- Exploration and production
- Oil sands
- Petrochemicals and Refining
- Post-secondary diploma
About This Career
Indigenous Relations Specialists are the tie that binds oil and gas companies to Indigenous communities and leaders. In Canada, these communities often have a special, traditional and unique legal relationship to the land that oil and gas companies work on or would like access to. These professionals work with both sides to try to build relationships between and find win-win solutions for everyone involved.
Indigenous people in Canada have a special, traditional and unique legal relationship to the land. Oil and gas companies often work on treaty lands or lands that have Indigenous rights, claims and active Indigenous communities. Indigenous Relations Specialists work with Indigenous communities and leadership to foster and maintain relationships between the company and Indigenous communities.
An Indigenous Relations Specialist may, or may not, work within a larger team depending on company size and structure. They make management aware of the Government’s Indigenous consultation policies and requirements, and ensure the company fulfills its regulatory consultation obligations. Within some companies, Indigenous Relations Specialists provide leadership and support in a wide range of responsibilities including Indigenous business development initiatives, managing relationships with partners, supporting inclusive recruitment, and supporting the development of strategies that promote Indigenous inclusion on projects.
In this occupation activities may include:
- Bringing together representatives of the Indigenous community and the company to develop a respectful and mutually beneficial relationship.
- Facilitating and participating in formal and informal meetings to learn of concerns from the community.
- Developing and implementing an engagement strategy with Indigenous and local communities.

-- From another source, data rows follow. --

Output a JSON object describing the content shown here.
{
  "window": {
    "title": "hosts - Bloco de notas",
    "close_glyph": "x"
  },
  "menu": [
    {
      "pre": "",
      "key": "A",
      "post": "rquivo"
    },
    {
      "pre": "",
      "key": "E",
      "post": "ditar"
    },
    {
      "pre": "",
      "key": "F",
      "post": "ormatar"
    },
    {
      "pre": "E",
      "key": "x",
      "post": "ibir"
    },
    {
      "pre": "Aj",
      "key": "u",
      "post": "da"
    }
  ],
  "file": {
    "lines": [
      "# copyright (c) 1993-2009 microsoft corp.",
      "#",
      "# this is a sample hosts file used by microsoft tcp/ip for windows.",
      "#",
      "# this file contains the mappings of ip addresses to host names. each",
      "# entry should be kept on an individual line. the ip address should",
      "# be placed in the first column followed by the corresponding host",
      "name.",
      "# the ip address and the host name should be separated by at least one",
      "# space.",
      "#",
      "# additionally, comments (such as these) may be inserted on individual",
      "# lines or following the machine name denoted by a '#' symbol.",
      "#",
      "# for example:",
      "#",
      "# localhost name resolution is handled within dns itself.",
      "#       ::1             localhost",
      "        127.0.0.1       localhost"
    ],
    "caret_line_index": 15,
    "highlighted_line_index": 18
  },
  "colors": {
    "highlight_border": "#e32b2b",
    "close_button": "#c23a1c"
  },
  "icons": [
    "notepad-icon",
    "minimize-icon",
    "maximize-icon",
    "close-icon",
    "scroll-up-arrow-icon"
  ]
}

- Developing strategies and policies to promote business development or investment in, or with, local Indigenous communities.
- Working with others in the company to identify and remove any barriers in the employment process for Indigenous peoples.
- Aboriginal liaisons need a combination of related education and experience
- Most employers require applicants to have a post-secondary diploma or degree in a field related to the organization's business or Indigenous Studies, Indigenous Relations or a related field.
- Certification is not required, as there is currently no legislation regulating this occupation.
- While not necessarily through a formal program of study, these specialists typically combine knowledge about First Nations, Metis and Inuit communities, knowledge about local Indigenous history, cultures and issues, and knowledge about their employer's organizational structure, culture and services or products.
- Specific health and safety certifications may be required, determined by location of work and company requirements
Indigenous Relations specialists have a deep knowledge about First Nations, Metis and Inuit history, cultures and issues. They combine this with their people-skills, organization, and analytical thinking to find beneficial paths forward for their company and the community.
- Laws and Regulations
- Human Resources
- Public Speaking
- Writing, Technical Writing, Document Production
- Managing Conflict
- Planning and Organizing
- Leading / Living the Vision and Values
- Agriculture, forestry, fishing and hunting
- Mining and quarrying
- Information and cultural industries
- Educational services
- Health care and social assistance
- Arts, entertainment and recreation
- Public administration
Related Careers in Oil & Gas
Also known as
- Indigenous Affairs Officer
- Aboriginal Affairs Development Officer
- Aboriginal Affairs Specialist
- Aboriginal Employment Policy Officer
- Aboriginal Economic Development Specialist
- Aboriginal Liaison
- Community Relations Specialist
Indigenous Relations Specialist SpotlightPosted
Indigenous Relations Specialists are the tie that binds oil and gas companies to Indigenous communities and leaders. In Canada, these communities ofte...Continue reading